App and web page records
-*-*-

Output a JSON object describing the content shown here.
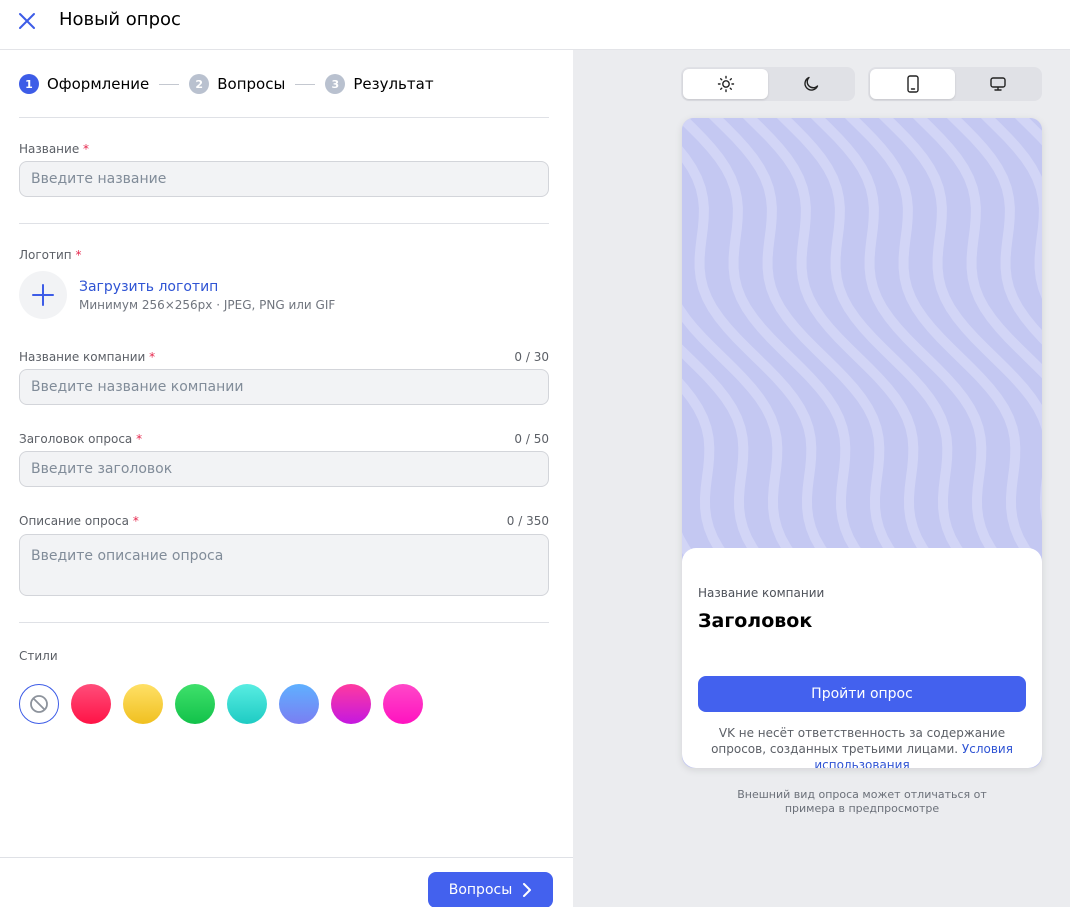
{
  "header": {
    "title": "Новый опрос",
    "close_icon": "close-icon"
  },
  "steps": [
    {
      "num": "1",
      "label": "Оформление",
      "active": true
    },
    {
      "num": "2",
      "label": "Вопросы",
      "active": false
    },
    {
      "num": "3",
      "label": "Результат",
      "active": false
    }
  ],
  "form": {
    "name": {
      "label": "Название",
      "required_mark": "*",
      "placeholder": "Введите название",
      "value": ""
    },
    "logo": {
      "label": "Логотип",
      "required_mark": "*",
      "upload_label": "Загрузить логотип",
      "hint": "Минимум 256×256px · JPEG, PNG или GIF"
    },
    "company": {
      "label": "Название компании",
      "required_mark": "*",
      "counter": "0 / 30",
      "placeholder": "Введите название компании",
      "value": ""
    },
    "heading": {
      "label": "Заголовок опроса",
      "required_mark": "*",
      "counter": "0 / 50",
      "placeholder": "Введите заголовок",
      "value": ""
    },
    "description": {
      "label": "Описание опроса",
      "required_mark": "*",
      "counter": "0 / 350",
      "placeholder": "Введите описание опроса",
      "value": ""
    },
    "styles": {
      "label": "Стили",
      "swatches": [
        {
          "name": "none",
          "selected": true
        },
        {
          "name": "red",
          "colors": [
            "#ff4d7a",
            "#ff1346"
          ]
        },
        {
          "name": "yellow",
          "colors": [
            "#ffe066",
            "#f0c020"
          ]
        },
        {
          "name": "green",
          "colors": [
            "#3fe06b",
            "#12c24a"
          ]
        },
        {
          "name": "teal",
          "colors": [
            "#58ede2",
            "#1ecbc3"
          ]
        },
        {
          "name": "blue",
          "colors": [
            "#5fb0ff",
            "#7a7ef2"
          ]
        },
        {
          "name": "magenta",
          "colors": [
            "#ff3aa0",
            "#c418e0"
          ]
        },
        {
          "name": "pink",
          "colors": [
            "#ff48c8",
            "#ff12c0"
          ]
        }
      ]
    }
  },
  "footer": {
    "next_label": "Вопросы"
  },
  "preview": {
    "theme_toggle": {
      "light_icon": "sun-icon",
      "dark_icon": "moon-icon",
      "selected": "light"
    },
    "device_toggle": {
      "mobile_icon": "phone-icon",
      "desktop_icon": "monitor-icon",
      "selected": "mobile"
    },
    "background_color": "#c4c8f2",
    "card": {
      "company": "Название компании",
      "title": "Заголовок",
      "button": "Пройти опрос",
      "note_text": "VK не несёт ответственность за содержание опросов, созданных третьими лицами.",
      "note_link": "Условия использования"
    },
    "note": "Внешний вид опроса может отличаться от примера в предпросмотре"
  },
  "colors": {
    "accent": "#4361ee",
    "required": "#e6274d",
    "link": "#2f54d4"
  }
}
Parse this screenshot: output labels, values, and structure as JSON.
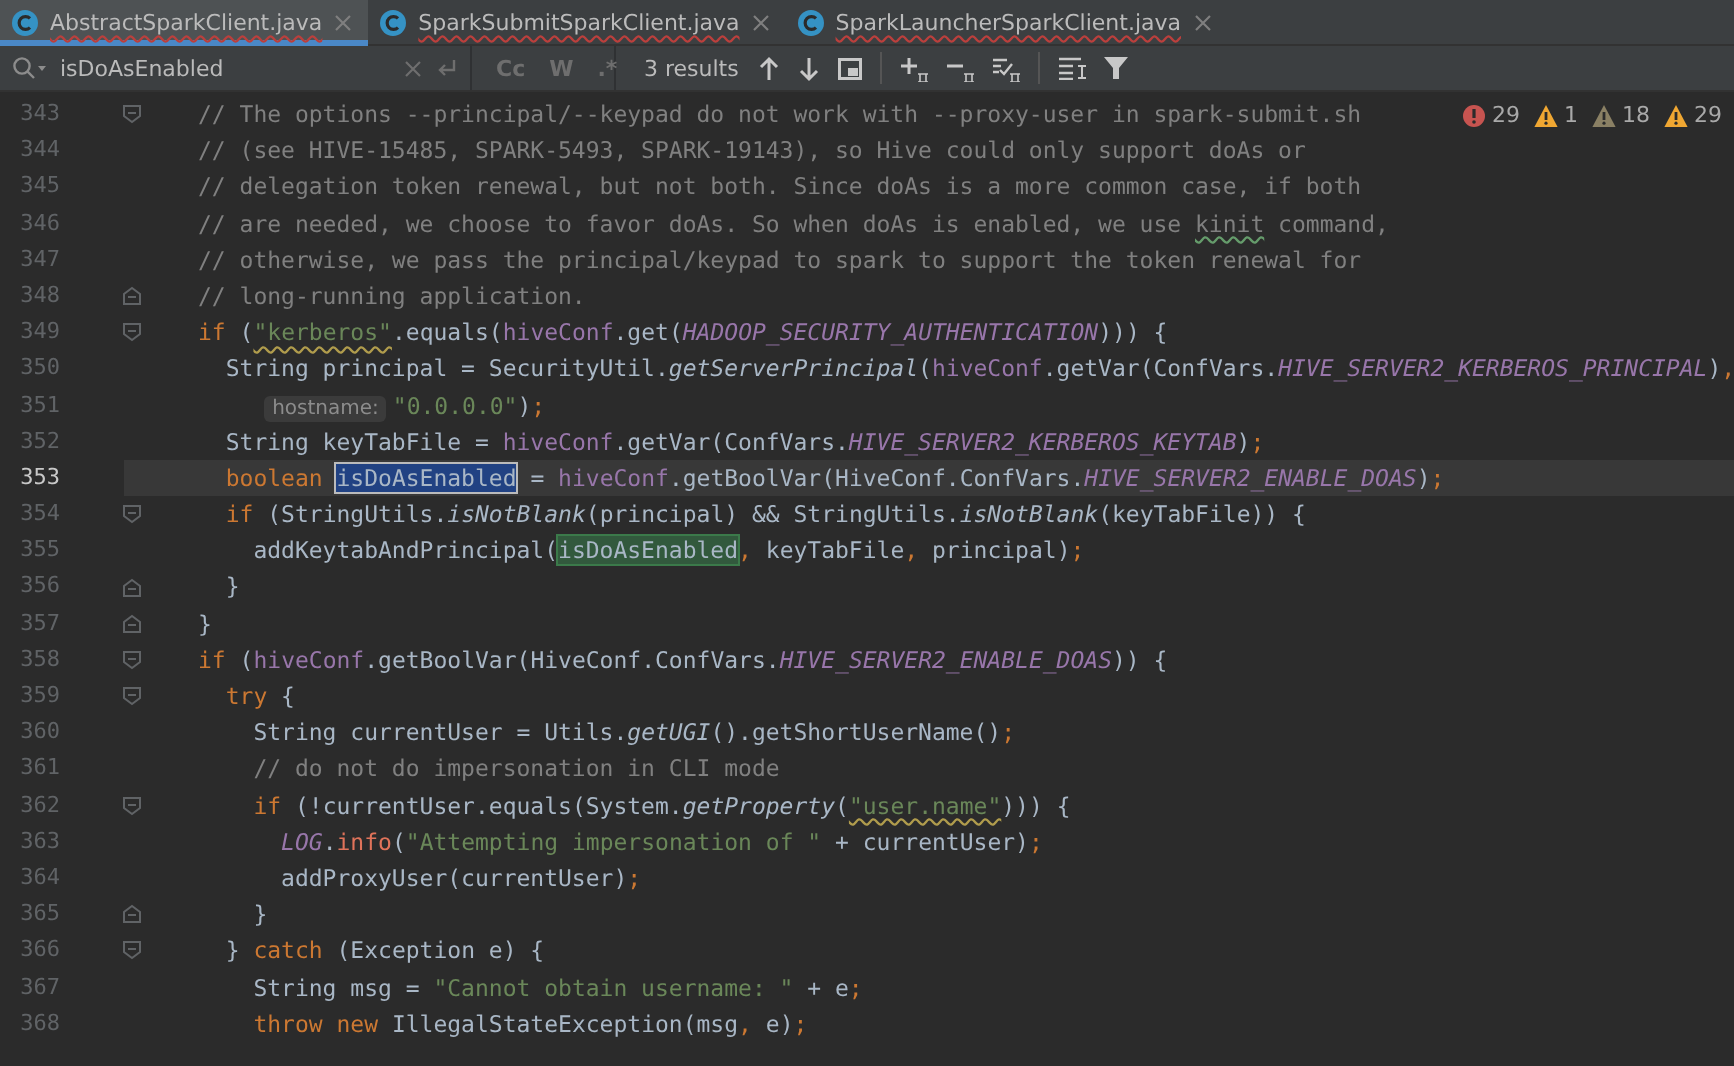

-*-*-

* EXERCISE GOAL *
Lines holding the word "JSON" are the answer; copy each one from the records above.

* SOLUTION FOR THIS EXERCISE *
Output a JSON object describing the content shown here.
Parse this screenshot: output labels, values, and structure as JSON.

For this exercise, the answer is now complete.